So in order to start using this Linux running  board you need few basic things. 1 Power, 2 serial access. For a typical Embedded Linux PC the fundamental access to the machine is serial terminal, without that its imposssible to get things started.

For this purpose I bought Sparkfun FTDI Basic Breakout – 3.3V  from exp-tech.de . Its nifty tool for getting serial access to variety of devices from microcontroller till Embedded Linux boards. Here is the big picture of all you need.

 

The Big picture

The Big picture

 

Power:

I used a 5V 3A power supply to power the RT5350F board.

Serial Connection:

All you need to do is connect the RX, TX and GND of the EVB to the TX, RX and GND of the FTDI Breakout board.

For connecting the EVB to the FTDI Breakout board, I took a servo motor extender cable with cut it in to two halves and used the female part to be connected to EVB and created a male side using break away headers like this.

Serial connection cable

Here is the schematic of the wiring

cable

And I made a short video of the whole thing.

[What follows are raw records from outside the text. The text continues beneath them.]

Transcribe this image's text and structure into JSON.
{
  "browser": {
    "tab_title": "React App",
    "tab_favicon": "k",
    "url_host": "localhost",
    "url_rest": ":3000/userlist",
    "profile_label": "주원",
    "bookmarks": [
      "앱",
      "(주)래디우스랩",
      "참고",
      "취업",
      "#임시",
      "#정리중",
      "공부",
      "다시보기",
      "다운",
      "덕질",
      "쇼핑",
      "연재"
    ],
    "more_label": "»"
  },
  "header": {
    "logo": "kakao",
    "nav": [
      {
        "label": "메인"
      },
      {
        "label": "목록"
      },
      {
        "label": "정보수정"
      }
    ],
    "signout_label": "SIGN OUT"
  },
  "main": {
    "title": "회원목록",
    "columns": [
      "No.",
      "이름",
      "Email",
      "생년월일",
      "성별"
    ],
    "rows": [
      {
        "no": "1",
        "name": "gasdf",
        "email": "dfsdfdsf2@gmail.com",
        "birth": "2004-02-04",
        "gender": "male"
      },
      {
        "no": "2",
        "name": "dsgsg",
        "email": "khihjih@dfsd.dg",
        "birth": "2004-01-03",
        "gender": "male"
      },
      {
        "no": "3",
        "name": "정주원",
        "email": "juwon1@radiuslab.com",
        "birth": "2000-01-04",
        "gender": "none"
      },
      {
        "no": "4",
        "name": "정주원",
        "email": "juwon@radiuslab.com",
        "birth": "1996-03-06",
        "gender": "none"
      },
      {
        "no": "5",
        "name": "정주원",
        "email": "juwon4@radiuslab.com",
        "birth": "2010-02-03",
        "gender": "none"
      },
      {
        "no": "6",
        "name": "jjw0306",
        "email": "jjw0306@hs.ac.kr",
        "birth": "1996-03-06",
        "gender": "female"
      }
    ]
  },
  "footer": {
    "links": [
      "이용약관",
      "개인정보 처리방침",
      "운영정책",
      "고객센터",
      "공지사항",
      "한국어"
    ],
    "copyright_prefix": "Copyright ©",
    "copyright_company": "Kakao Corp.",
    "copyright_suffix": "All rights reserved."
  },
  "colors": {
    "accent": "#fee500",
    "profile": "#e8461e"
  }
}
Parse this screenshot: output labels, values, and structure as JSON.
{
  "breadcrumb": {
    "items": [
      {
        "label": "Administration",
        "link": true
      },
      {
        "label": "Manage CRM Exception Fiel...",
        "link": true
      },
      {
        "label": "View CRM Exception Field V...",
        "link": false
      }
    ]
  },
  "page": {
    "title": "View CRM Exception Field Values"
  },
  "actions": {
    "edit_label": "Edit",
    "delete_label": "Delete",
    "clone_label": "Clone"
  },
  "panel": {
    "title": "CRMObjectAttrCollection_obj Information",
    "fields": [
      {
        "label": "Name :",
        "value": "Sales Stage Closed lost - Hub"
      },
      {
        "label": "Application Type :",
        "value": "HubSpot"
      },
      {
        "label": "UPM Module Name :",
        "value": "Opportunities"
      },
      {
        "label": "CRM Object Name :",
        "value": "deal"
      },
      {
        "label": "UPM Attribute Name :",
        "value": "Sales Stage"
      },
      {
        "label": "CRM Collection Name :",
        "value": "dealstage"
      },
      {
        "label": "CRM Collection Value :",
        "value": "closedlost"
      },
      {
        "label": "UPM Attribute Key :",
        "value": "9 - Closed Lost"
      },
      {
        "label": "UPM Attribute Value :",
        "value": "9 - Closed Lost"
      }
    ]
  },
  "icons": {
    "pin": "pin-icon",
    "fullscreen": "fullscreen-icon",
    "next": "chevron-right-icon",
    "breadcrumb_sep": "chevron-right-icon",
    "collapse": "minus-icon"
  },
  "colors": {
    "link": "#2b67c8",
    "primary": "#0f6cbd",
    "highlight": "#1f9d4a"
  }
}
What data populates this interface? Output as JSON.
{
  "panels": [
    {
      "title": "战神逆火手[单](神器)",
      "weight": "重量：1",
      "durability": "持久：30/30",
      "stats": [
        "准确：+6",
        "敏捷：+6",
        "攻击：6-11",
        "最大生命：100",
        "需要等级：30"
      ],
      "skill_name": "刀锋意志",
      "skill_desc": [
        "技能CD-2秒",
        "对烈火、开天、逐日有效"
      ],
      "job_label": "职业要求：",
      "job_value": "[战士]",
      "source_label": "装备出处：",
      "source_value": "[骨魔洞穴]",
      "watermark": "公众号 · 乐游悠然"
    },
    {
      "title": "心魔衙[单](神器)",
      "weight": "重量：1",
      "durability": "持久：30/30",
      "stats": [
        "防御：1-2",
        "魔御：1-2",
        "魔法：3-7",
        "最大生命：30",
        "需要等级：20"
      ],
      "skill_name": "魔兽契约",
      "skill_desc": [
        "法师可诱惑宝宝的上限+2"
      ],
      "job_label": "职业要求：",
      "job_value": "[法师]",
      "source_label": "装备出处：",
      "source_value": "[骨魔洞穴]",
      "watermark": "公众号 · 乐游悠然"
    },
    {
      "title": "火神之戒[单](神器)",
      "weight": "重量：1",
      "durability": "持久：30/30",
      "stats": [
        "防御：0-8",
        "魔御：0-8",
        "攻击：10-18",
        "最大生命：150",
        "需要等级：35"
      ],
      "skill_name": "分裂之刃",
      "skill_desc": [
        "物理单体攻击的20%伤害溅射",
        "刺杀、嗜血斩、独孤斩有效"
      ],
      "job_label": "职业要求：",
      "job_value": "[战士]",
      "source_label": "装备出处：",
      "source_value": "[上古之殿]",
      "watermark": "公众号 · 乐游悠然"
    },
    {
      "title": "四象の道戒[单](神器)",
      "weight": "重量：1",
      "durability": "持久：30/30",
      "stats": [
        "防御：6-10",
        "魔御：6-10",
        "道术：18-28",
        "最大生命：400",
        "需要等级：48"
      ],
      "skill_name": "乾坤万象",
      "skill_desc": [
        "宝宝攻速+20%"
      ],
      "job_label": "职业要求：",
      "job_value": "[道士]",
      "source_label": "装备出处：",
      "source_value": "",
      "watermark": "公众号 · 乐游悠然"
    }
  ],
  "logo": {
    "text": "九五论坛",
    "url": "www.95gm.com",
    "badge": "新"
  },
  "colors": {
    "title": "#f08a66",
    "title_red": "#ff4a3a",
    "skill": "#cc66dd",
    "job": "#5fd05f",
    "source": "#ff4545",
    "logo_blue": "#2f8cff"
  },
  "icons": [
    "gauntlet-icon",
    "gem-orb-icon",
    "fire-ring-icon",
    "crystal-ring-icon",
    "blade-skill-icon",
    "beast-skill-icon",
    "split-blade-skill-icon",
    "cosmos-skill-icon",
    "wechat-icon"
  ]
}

On the PC side I was using  Lubuntu operating system running minicom serial terminal application. Alternatively you can also use cutecom and if you are running windows you can try Putty serial or Hyper terminal or any other serial terminal program.

Flow Control:

Everything was going good and was able to see the Linux boot messages but I was unable to get the root prompt. This was because the minicom was trying to use hardware flow control but I had used only RX, TX and not other pins which are required for flow control. To solve this I disabled the hardware flow control in the minicom setup. (Type Ctrl-A and then Shift-o to reach the settings menu) and finally I got the command prompt aka shell of the OpenWrt Distro :).

Overall it was a smooth experience in getting started with the board and I was completely satisfied with the initial setup process. What was disappointing for me was the shipment  issue. Yes I ordered couple of boards directly from Olimex to be shipped to Germany. I received the board , opened it and noticed that there was a crack in one of the relays.

Broken Olimex board - shipment

I immediately contacted the support of the olimex website to report the issue. After a couple of email exchange I was pointed to this link https://www.olimex.com/wiki/GTC#Broken_Items_during_shipment .  From the link it was quiet clear that I should  get hold of the guy who delivers the shipment.

Lesson learnt: Never send the delivery  guy until you are 100% sure that nothing is damaged.

Anyway I tested those relays they seem to work fine, its just the outer plastic which got damaged.

But in the meantime, I compared the two shipments the one I got from Olimex and the one I got from Exp-tech. Olimex  shipped in a bubble wrap cover and Exp-tech shipped in a cardboard box.

Exp-tech package:

Exp-tech packaging

 

Olimex Package:

Olimex package

 

Olimex Package

For me its very clear that the shipment will get damaged if one is using a bubble wrap rather than a cardboard box.